PROBLEM :: Of the entries below, copy only those lines that contain the word "title".

SUPPLIED INFORMATION ::
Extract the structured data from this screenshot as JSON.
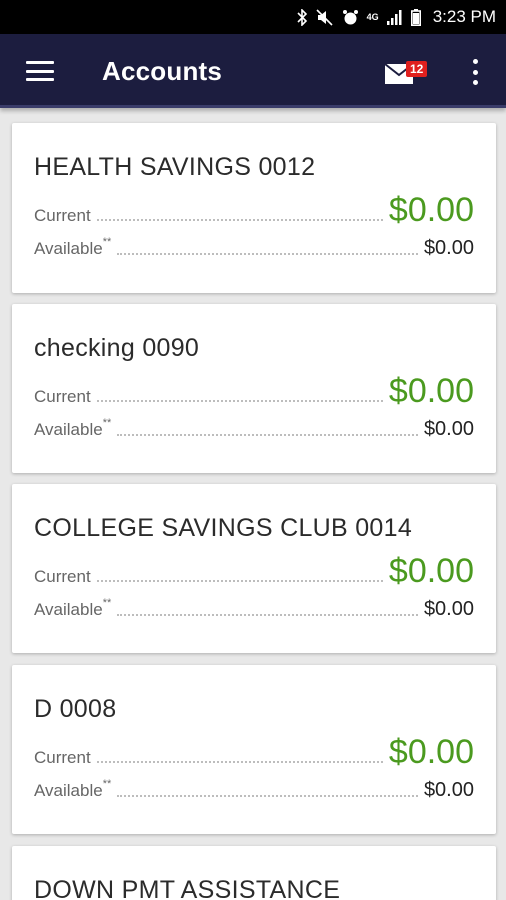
{
  "status_bar": {
    "network_label": "4G",
    "time": "3:23 PM"
  },
  "app_bar": {
    "title": "Accounts",
    "mail_badge_count": "12"
  },
  "accounts": [
    {
      "name": "HEALTH SAVINGS 0012",
      "current_label": "Current",
      "current_amount": "$0.00",
      "available_label": "Available",
      "available_mark": "**",
      "available_amount": "$0.00"
    },
    {
      "name": "checking 0090",
      "current_label": "Current",
      "current_amount": "$0.00",
      "available_label": "Available",
      "available_mark": "**",
      "available_amount": "$0.00"
    },
    {
      "name": "COLLEGE SAVINGS CLUB 0014",
      "current_label": "Current",
      "current_amount": "$0.00",
      "available_label": "Available",
      "available_mark": "**",
      "available_amount": "$0.00"
    },
    {
      "name": "D 0008",
      "current_label": "Current",
      "current_amount": "$0.00",
      "available_label": "Available",
      "available_mark": "**",
      "available_amount": "$0.00"
    },
    {
      "name": "DOWN PMT ASSISTANCE"
    }
  ],
  "colors": {
    "app_bar": "#1c1d3f",
    "current_amount": "#4b9a1f",
    "badge": "#e0201e"
  }
}
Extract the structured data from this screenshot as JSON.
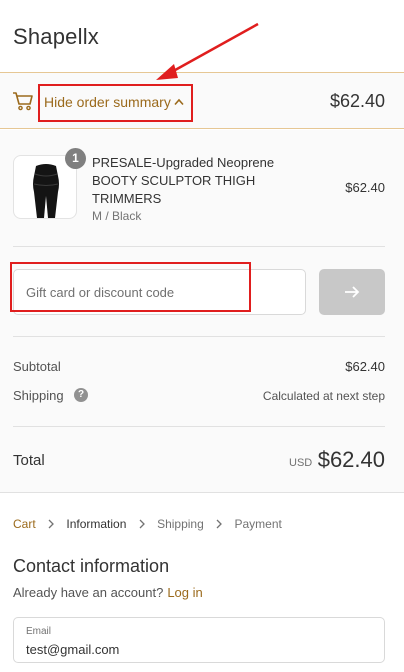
{
  "header": {
    "brand": "Shapellx"
  },
  "summary_toggle": {
    "label": "Hide order summary",
    "total": "$62.40"
  },
  "product": {
    "quantity": "1",
    "name": "PRESALE-Upgraded Neoprene BOOTY SCULPTOR THIGH TRIMMERS",
    "variant": "M / Black",
    "price": "$62.40"
  },
  "discount": {
    "placeholder": "Gift card or discount code"
  },
  "totals": {
    "subtotal_label": "Subtotal",
    "subtotal_value": "$62.40",
    "shipping_label": "Shipping",
    "shipping_help": "?",
    "shipping_value": "Calculated at next step",
    "total_label": "Total",
    "currency": "USD",
    "total_value": "$62.40"
  },
  "breadcrumbs": [
    "Cart",
    "Information",
    "Shipping",
    "Payment"
  ],
  "contact": {
    "title": "Contact information",
    "account_prompt": "Already have an account?",
    "login_label": "Log in",
    "email_label": "Email",
    "email_value": "test@gmail.com"
  },
  "colors": {
    "accent": "#9b6a1c",
    "toggle_border": "#e6c794",
    "annotation": "#e01e1e",
    "apply_button": "#c8c8c8"
  },
  "icons": [
    "cart-icon",
    "chevron-up-icon",
    "arrow-right-icon",
    "help-icon",
    "chevron-right-icon"
  ]
}
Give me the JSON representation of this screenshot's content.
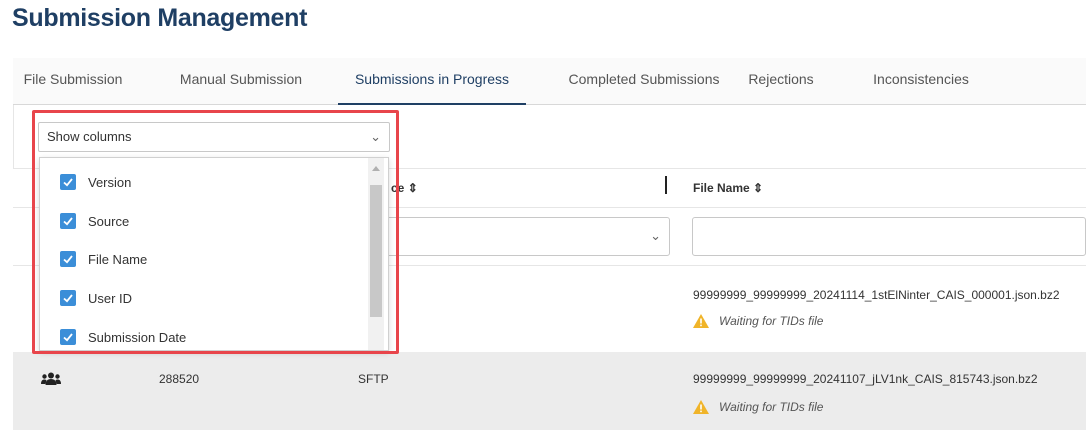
{
  "page": {
    "title": "Submission Management"
  },
  "tabs": [
    {
      "label": "File Submission"
    },
    {
      "label": "Manual Submission"
    },
    {
      "label": "Submissions in Progress"
    },
    {
      "label": "Completed Submissions"
    },
    {
      "label": "Rejections"
    },
    {
      "label": "Inconsistencies"
    }
  ],
  "active_tab": "Submissions in Progress",
  "column_picker": {
    "label": "Show columns",
    "options": [
      {
        "label": "Version",
        "checked": true
      },
      {
        "label": "Source",
        "checked": true
      },
      {
        "label": "File Name",
        "checked": true
      },
      {
        "label": "User ID",
        "checked": true
      },
      {
        "label": "Submission Date",
        "checked": true
      }
    ]
  },
  "table": {
    "headers": {
      "source_partial": "ce",
      "file_name": "File Name"
    },
    "rows": [
      {
        "file_name": "99999999_99999999_20241114_1stElNinter_CAIS_000001.json.bz2",
        "status": "Waiting for TIDs file"
      },
      {
        "id": "288520",
        "source": "SFTP",
        "file_name": "99999999_99999999_20241107_jLV1nk_CAIS_815743.json.bz2",
        "status": "Waiting for TIDs file"
      }
    ]
  },
  "icons": {
    "warning": "warning-icon",
    "users": "users-icon",
    "sort": "sort-icon",
    "chevron": "chevron-down-icon"
  },
  "colors": {
    "title": "#1f3f64",
    "checkbox": "#3b8ed8",
    "highlight": "#e8454b",
    "warning": "#f0b429"
  }
}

WRITTEN SOLUTION ::
    "title": "Accounts",
    "title": "Contact information",
    "title": "Submission Management"
    "title": "#1f3f64",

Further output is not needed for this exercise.